The course enjoys strong links with editors, journalists and critics working nationally and internationally in magazine, newspaper and publishing industries as well as established relationships with many of London’s museums, galleries and other relevant art and design institutions.
The staff team is comprised of experienced design writers, practitioners and specialists in design history, architecture and curation. Students will benefit from the School’s guest lecturer programme of visiting scholars and leading professionals.
For further details and an application form please see: www.lcc.arts.ac.uk
Applications are currently being accepted for entry October 2008.
Other queries about the course and interviews:
Professor Teal Triggs
An interesting interview with Michael Vanderbyl, Principal of Vanderbyl Design, San Francisco, on the need for multidisciplinary designers:
I’ve noticed that a lot of people keep sending emails without subject lines, or that contain the full content of old emails, or that are simply replies to very old emails with the same subject line.
When you get a hundred or so emails a day and need to make a decision about which ones to read first, messages with no subject line, or one that has no relationship to the content of the message will go way down the list.
Email is an important method of communication but it requires a little bit of etiquette, especially if you are needing a response and don’t want your message to end up filtered as junk.
While this isn’t as much of a problem while you’re at uni, it will become an issue as you start to contact potential employers or people you want to talk to for research. A poorly written, poorly formatted email with no subject line won’t get you very far.
When I was at school we used to get taught how to write letters, where to put the address, how to do the salutation and the sign-off. I doubt they do that with email, but it’s worth making a concerted effort to get in to the habit of formatting things correctly.
I’d also suggest, if you have your own computer, using an email program (e.g. Mail on the Mac, Outlook on the PC or various others) rather than using the web to send and read email. You can set these up to read and send Hotmail, Google Mail, MSN and Yahoo messages.

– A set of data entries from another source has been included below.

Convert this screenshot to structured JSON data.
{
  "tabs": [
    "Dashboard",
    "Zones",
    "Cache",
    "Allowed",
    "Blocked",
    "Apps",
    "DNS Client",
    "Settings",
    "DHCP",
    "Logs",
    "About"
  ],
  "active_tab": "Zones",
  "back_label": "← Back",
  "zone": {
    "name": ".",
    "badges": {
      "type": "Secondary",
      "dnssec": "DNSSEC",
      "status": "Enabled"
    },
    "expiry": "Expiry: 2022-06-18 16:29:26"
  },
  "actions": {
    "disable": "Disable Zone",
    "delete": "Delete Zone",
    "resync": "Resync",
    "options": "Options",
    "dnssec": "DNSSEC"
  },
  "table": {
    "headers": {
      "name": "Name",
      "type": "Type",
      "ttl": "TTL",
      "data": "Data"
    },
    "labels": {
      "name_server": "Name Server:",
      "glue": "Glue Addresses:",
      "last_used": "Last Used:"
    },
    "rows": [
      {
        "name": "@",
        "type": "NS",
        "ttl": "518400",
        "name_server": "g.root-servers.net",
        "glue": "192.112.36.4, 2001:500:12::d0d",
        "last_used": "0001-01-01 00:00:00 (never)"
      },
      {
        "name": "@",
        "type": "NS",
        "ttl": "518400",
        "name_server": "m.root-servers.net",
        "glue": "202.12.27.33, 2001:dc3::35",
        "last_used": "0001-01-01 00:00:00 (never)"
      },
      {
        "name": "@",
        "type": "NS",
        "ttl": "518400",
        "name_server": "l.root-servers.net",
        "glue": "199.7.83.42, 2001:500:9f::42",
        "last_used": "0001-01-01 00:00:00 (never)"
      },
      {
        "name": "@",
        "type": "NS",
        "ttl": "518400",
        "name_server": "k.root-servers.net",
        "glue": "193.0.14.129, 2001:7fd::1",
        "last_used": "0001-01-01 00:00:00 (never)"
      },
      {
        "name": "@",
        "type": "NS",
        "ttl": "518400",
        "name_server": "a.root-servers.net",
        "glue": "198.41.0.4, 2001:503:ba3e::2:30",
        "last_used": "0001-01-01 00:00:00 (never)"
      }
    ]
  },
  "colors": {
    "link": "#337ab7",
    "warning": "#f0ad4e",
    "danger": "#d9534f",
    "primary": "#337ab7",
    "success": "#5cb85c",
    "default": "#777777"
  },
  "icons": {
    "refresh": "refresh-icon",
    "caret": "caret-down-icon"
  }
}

Another thing I notice is that a lot of people have, shall we say, ‘inappropriate’ email addresses. Time to get your own domain name – they’re extremely cheap. I use LCN to buy domains but there are many others. ‘email@example.com’ is far more professional than ‘firstname.lastname@example.org, after all. (Apologies if I’ve accidentally used your email address there!) And by ‘cheap’ I mean it – I got my domain name for less than a tenner.
Daring Fireball has a useful post on proper email etiquette when it comes to quoting and replying:
The fundamental source of poor email style is the practice of quoting the entire message you’re replying to. If that’s what you do, then it doesn’t matter whether you put your response at the top or bottom. In fact, if you’re going to quote the entire message, top-posting probably is better. But both are poor form.
Writing an email is like writing an article. Only quote the relevant parts, interspersing your new remarks between the quoted passages. Don’t quote anything at all from the original message if you don’t have to.
Does it take more time to edit the portions of quoted text included in your reply? Yes. So does spell-checking and proofreading. It also takes time to shower and brush your teeth each day.